* [WORK TASK]: Give back every record below word for word, with the pictures omitted.

* [DATA SHOWN]:
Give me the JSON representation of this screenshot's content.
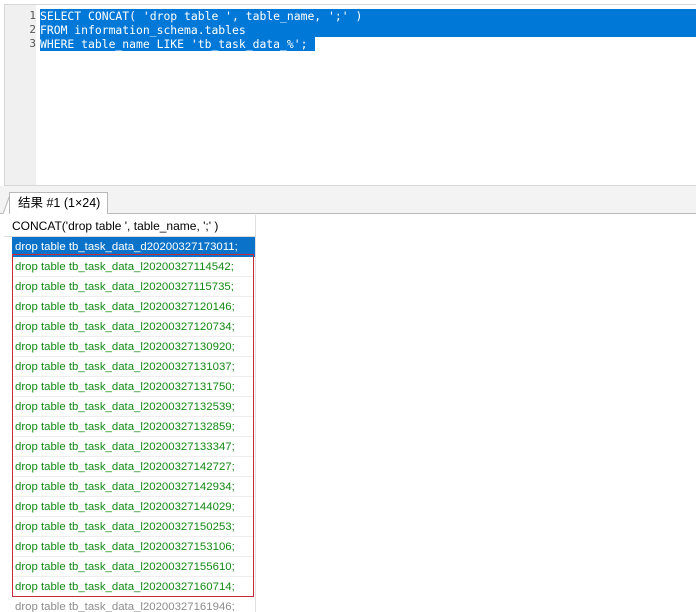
{
  "editor": {
    "line_numbers": [
      "1",
      "2",
      "3"
    ],
    "lines": [
      "SELECT CONCAT( 'drop table ', table_name, ';' )",
      "FROM information_schema.tables",
      "WHERE table_name LIKE 'tb_task_data_%';"
    ]
  },
  "results_tab": {
    "label": "结果 #1 (1×24)"
  },
  "result_grid": {
    "column_header": "CONCAT('drop table ', table_name, ';' )",
    "rows": [
      "drop table tb_task_data_d20200327173011;",
      "drop table tb_task_data_l20200327114542;",
      "drop table tb_task_data_l20200327115735;",
      "drop table tb_task_data_l20200327120146;",
      "drop table tb_task_data_l20200327120734;",
      "drop table tb_task_data_l20200327130920;",
      "drop table tb_task_data_l20200327131037;",
      "drop table tb_task_data_l20200327131750;",
      "drop table tb_task_data_l20200327132539;",
      "drop table tb_task_data_l20200327132859;",
      "drop table tb_task_data_l20200327133347;",
      "drop table tb_task_data_l20200327142727;",
      "drop table tb_task_data_l20200327142934;",
      "drop table tb_task_data_l20200327144029;",
      "drop table tb_task_data_l20200327150253;",
      "drop table tb_task_data_l20200327153106;",
      "drop table tb_task_data_l20200327155610;",
      "drop table tb_task_data_l20200327160714;",
      "drop table tb_task_data_l20200327161946;"
    ]
  },
  "colors": {
    "selection": "#0078d7",
    "row_text": "#128a12",
    "selected_row": "#0a73c9",
    "highlight_frame": "#c8283a"
  }
}
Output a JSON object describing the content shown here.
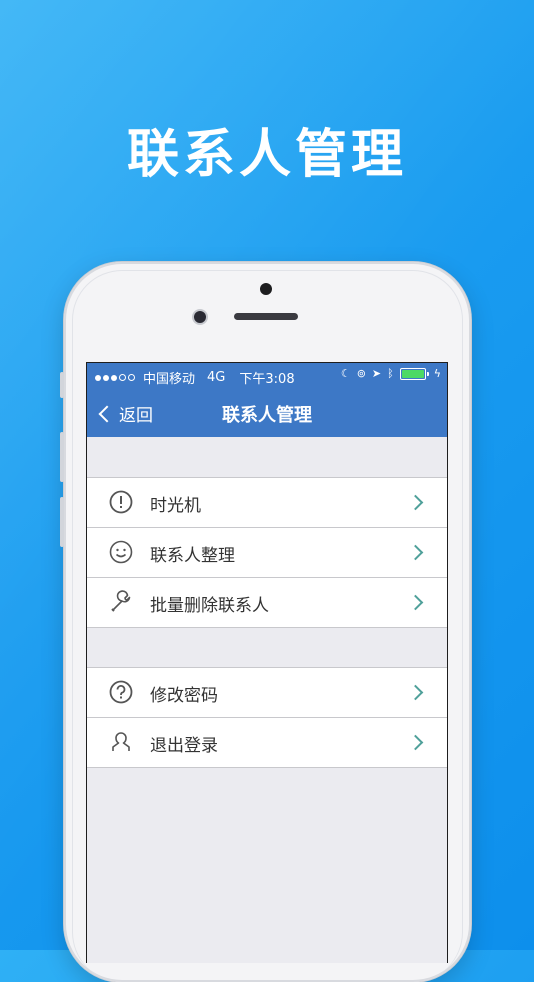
{
  "headline": "联系人管理",
  "status_bar": {
    "carrier": "中国移动",
    "network": "4G",
    "time": "下午3:08"
  },
  "nav": {
    "back_label": "返回",
    "title": "联系人管理"
  },
  "sections": [
    {
      "items": [
        {
          "label": "时光机",
          "icon": "exclamation-circle-icon"
        },
        {
          "label": "联系人整理",
          "icon": "smiley-icon"
        },
        {
          "label": "批量删除联系人",
          "icon": "wrench-icon"
        }
      ]
    },
    {
      "items": [
        {
          "label": "修改密码",
          "icon": "question-circle-icon"
        },
        {
          "label": "退出登录",
          "icon": "user-icon"
        }
      ]
    }
  ],
  "colors": {
    "background": "#1a9cf0",
    "navbar": "#3d78c6",
    "chevron": "#4fa09a",
    "battery": "#4cd964"
  }
}
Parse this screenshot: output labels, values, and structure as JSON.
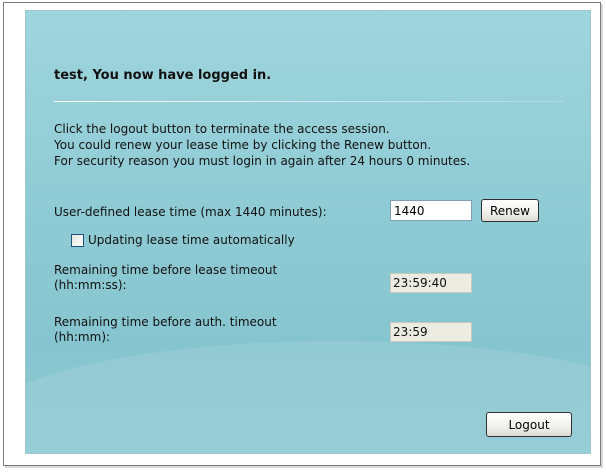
{
  "header": {
    "title": "test, You now have logged in."
  },
  "info": {
    "line1": "Click the logout button to terminate the access session.",
    "line2": "You could renew your lease time by clicking the Renew button.",
    "line3": "For security reason you must login in again after 24 hours 0 minutes."
  },
  "lease": {
    "label": "User-defined lease time (max 1440 minutes):",
    "value": "1440",
    "renew_label": "Renew"
  },
  "auto_update": {
    "label": "Updating lease time automatically",
    "checked": false
  },
  "remaining_lease": {
    "label_line1": "Remaining time before lease timeout",
    "label_line2": "(hh:mm:ss):",
    "value": "23:59:40"
  },
  "remaining_auth": {
    "label_line1": "Remaining time before auth. timeout",
    "label_line2": "(hh:mm):",
    "value": "23:59"
  },
  "actions": {
    "logout_label": "Logout"
  }
}
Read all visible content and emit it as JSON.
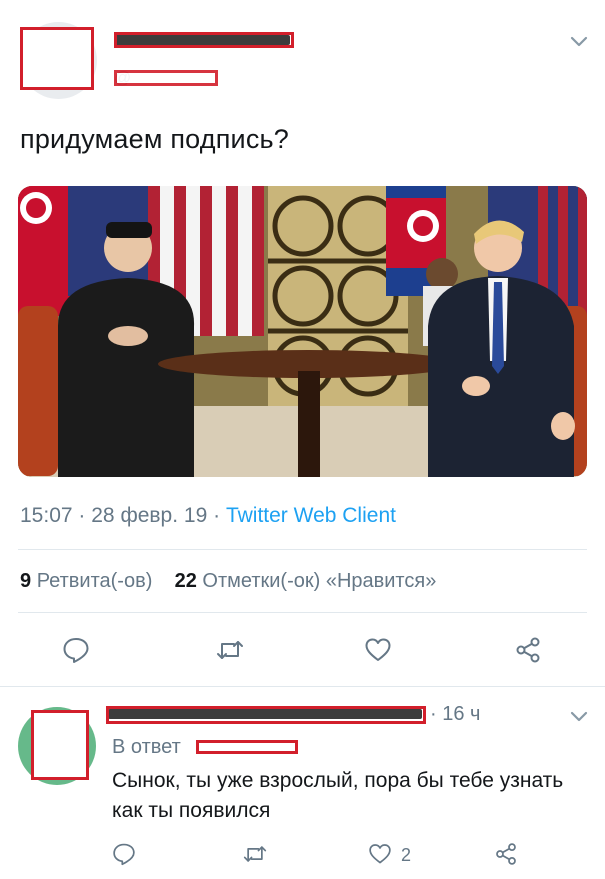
{
  "tweet": {
    "handle_prefix": "@",
    "text": "придумаем подпись?",
    "time": "15:07",
    "date": "28 февр. 19",
    "separator": "·",
    "client": "Twitter Web Client",
    "stats": {
      "retweets_count": "9",
      "retweets_label": "Ретвита(-ов)",
      "likes_count": "22",
      "likes_label": "Отметки(-ок) «Нравится»"
    }
  },
  "reply": {
    "time": "· 16 ч",
    "reply_to_label": "В ответ",
    "text": "Сынок, ты уже взрослый, пора бы тебе узнать как ты появился",
    "like_count": "2"
  },
  "icons": [
    "chevron-down-icon",
    "reply-icon",
    "retweet-icon",
    "heart-icon",
    "share-icon"
  ],
  "colors": {
    "accent": "#1da1f2",
    "secondary_text": "#657786",
    "redaction": "#d21f2b",
    "divider": "#e1e8ed"
  }
}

* [SOLUTION TO THIS PROBLEM]:
Give me the JSON representation of this screenshot's content.
{
  "editor": {
    "line_numbers": [
      "1",
      "2",
      "3"
    ],
    "lines": [
      "SELECT CONCAT( 'drop table ', table_name, ';' )",
      "FROM information_schema.tables",
      "WHERE table_name LIKE 'tb_task_data_%';"
    ]
  },
  "results_tab": {
    "label": "结果 #1 (1×24)"
  },
  "result_grid": {
    "column_header": "CONCAT('drop table ', table_name, ';' )",
    "rows": [
      "drop table tb_task_data_d20200327173011;",
      "drop table tb_task_data_l20200327114542;",
      "drop table tb_task_data_l20200327115735;",
      "drop table tb_task_data_l20200327120146;",
      "drop table tb_task_data_l20200327120734;",
      "drop table tb_task_data_l20200327130920;",
      "drop table tb_task_data_l20200327131037;",
      "drop table tb_task_data_l20200327131750;",
      "drop table tb_task_data_l20200327132539;",
      "drop table tb_task_data_l20200327132859;",
      "drop table tb_task_data_l20200327133347;",
      "drop table tb_task_data_l20200327142727;",
      "drop table tb_task_data_l20200327142934;",
      "drop table tb_task_data_l20200327144029;",
      "drop table tb_task_data_l20200327150253;",
      "drop table tb_task_data_l20200327153106;",
      "drop table tb_task_data_l20200327155610;",
      "drop table tb_task_data_l20200327160714;",
      "drop table tb_task_data_l20200327161946;"
    ]
  },
  "colors": {
    "selection": "#0078d7",
    "row_text": "#128a12",
    "selected_row": "#0a73c9",
    "highlight_frame": "#c8283a"
  }
}
Output a JSON object describing the content shown here.
{
  "headline": "联系人管理",
  "status_bar": {
    "carrier": "中国移动",
    "network": "4G",
    "time": "下午3:08"
  },
  "nav": {
    "back_label": "返回",
    "title": "联系人管理"
  },
  "sections": [
    {
      "items": [
        {
          "label": "时光机",
          "icon": "exclamation-circle-icon"
        },
        {
          "label": "联系人整理",
          "icon": "smiley-icon"
        },
        {
          "label": "批量删除联系人",
          "icon": "wrench-icon"
        }
      ]
    },
    {
      "items": [
        {
          "label": "修改密码",
          "icon": "question-circle-icon"
        },
        {
          "label": "退出登录",
          "icon": "user-icon"
        }
      ]
    }
  ],
  "colors": {
    "background": "#1a9cf0",
    "navbar": "#3d78c6",
    "chevron": "#4fa09a",
    "battery": "#4cd964"
  }
}
Parse this screenshot: output labels, values, and structure as JSON.
{
  "header": {
    "title": "test, You now have logged in."
  },
  "info": {
    "line1": "Click the logout button to terminate the access session.",
    "line2": "You could renew your lease time by clicking the Renew button.",
    "line3": "For security reason you must login in again after 24 hours 0 minutes."
  },
  "lease": {
    "label": "User-defined lease time (max 1440 minutes):",
    "value": "1440",
    "renew_label": "Renew"
  },
  "auto_update": {
    "label": "Updating lease time automatically",
    "checked": false
  },
  "remaining_lease": {
    "label_line1": "Remaining time before lease timeout",
    "label_line2": "(hh:mm:ss):",
    "value": "23:59:40"
  },
  "remaining_auth": {
    "label_line1": "Remaining time before auth. timeout",
    "label_line2": "(hh:mm):",
    "value": "23:59"
  },
  "actions": {
    "logout_label": "Logout"
  }
}
Read all visible content and emit it as JSON.
{
  "tweet": {
    "handle_prefix": "@",
    "text": "придумаем подпись?",
    "time": "15:07",
    "date": "28 февр. 19",
    "separator": "·",
    "client": "Twitter Web Client",
    "stats": {
      "retweets_count": "9",
      "retweets_label": "Ретвита(-ов)",
      "likes_count": "22",
      "likes_label": "Отметки(-ок) «Нравится»"
    }
  },
  "reply": {
    "time": "· 16 ч",
    "reply_to_label": "В ответ",
    "text": "Сынок, ты уже взрослый, пора бы тебе узнать как ты появился",
    "like_count": "2"
  },
  "icons": [
    "chevron-down-icon",
    "reply-icon",
    "retweet-icon",
    "heart-icon",
    "share-icon"
  ],
  "colors": {
    "accent": "#1da1f2",
    "secondary_text": "#657786",
    "redaction": "#d21f2b",
    "divider": "#e1e8ed"
  }
}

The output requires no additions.